What is required =>
Give the number of lines in the records below that contain the word "八強複賽中日戰", and nothing more.

Data =>
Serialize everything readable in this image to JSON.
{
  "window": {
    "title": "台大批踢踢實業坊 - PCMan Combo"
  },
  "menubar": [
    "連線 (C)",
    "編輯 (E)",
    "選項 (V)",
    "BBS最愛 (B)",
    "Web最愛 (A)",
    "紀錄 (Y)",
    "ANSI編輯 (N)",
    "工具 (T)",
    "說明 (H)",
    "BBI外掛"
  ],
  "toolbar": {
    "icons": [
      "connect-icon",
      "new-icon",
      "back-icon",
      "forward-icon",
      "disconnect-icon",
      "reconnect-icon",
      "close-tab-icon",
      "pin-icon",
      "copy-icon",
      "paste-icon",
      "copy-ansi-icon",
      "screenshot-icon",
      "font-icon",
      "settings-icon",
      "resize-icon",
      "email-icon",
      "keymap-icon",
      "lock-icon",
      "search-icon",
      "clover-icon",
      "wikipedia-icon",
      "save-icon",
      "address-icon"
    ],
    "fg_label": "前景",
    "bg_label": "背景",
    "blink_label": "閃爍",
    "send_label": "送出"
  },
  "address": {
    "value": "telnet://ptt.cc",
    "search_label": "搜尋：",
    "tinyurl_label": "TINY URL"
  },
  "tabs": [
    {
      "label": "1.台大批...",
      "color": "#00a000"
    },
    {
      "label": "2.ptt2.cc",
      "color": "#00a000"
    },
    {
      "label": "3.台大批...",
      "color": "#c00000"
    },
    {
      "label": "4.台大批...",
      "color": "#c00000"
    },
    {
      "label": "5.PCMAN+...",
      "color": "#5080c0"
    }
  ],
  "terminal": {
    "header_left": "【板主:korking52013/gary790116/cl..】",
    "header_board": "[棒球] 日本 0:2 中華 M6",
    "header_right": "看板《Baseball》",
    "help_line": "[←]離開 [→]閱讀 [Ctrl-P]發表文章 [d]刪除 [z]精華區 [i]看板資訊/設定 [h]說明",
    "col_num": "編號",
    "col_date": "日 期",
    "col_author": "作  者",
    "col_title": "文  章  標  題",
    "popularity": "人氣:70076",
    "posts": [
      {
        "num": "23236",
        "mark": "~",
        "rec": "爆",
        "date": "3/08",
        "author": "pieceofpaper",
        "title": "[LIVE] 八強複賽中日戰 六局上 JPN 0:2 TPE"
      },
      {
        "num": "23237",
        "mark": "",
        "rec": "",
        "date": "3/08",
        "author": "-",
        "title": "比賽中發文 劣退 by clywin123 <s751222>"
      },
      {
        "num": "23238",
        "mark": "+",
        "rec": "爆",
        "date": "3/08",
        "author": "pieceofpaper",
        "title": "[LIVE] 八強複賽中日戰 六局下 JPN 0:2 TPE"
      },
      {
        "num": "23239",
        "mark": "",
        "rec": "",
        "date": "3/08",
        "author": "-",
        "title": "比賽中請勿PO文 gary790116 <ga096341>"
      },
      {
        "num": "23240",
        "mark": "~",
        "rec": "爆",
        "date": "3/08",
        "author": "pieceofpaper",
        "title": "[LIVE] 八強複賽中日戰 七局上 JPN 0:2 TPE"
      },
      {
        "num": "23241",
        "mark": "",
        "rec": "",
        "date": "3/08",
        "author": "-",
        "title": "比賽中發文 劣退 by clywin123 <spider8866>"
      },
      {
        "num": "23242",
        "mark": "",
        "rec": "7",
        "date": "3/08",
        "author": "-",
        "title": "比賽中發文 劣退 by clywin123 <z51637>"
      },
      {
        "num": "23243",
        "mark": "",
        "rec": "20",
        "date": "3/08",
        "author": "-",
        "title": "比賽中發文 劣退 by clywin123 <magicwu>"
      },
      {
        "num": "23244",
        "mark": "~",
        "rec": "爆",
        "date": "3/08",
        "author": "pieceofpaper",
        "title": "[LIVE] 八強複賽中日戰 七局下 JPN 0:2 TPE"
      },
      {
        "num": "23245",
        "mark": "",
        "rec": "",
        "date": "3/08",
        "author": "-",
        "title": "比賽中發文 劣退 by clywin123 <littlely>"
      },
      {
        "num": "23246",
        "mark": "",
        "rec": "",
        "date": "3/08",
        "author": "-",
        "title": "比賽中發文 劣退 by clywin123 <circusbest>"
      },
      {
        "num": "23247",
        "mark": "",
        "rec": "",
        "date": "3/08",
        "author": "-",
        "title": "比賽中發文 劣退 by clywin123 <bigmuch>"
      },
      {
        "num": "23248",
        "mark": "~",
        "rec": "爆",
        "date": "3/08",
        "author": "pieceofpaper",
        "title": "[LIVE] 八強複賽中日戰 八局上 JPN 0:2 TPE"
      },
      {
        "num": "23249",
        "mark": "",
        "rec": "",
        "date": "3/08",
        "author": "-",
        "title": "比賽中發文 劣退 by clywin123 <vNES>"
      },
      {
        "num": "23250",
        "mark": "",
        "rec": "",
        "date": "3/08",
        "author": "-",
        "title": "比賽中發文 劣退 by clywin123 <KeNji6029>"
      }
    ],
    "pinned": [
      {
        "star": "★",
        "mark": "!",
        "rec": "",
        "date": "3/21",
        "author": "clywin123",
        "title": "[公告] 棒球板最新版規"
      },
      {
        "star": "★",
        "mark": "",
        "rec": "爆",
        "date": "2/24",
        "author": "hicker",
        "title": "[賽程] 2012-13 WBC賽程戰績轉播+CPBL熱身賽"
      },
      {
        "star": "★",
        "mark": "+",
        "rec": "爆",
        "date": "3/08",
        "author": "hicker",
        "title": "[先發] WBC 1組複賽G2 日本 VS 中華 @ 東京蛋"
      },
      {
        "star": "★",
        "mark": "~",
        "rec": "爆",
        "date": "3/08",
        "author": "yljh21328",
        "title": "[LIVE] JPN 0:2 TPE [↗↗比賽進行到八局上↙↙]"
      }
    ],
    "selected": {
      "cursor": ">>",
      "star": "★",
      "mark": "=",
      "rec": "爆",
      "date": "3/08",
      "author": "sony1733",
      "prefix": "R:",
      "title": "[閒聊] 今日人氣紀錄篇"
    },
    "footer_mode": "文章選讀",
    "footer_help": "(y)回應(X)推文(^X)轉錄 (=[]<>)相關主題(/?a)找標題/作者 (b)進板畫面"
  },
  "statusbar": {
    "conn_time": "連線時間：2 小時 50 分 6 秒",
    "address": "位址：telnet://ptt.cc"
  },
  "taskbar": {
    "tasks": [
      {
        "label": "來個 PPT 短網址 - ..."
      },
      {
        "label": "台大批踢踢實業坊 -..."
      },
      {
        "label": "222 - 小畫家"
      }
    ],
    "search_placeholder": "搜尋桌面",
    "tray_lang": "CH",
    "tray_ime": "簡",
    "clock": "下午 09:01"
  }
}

Output below =>
5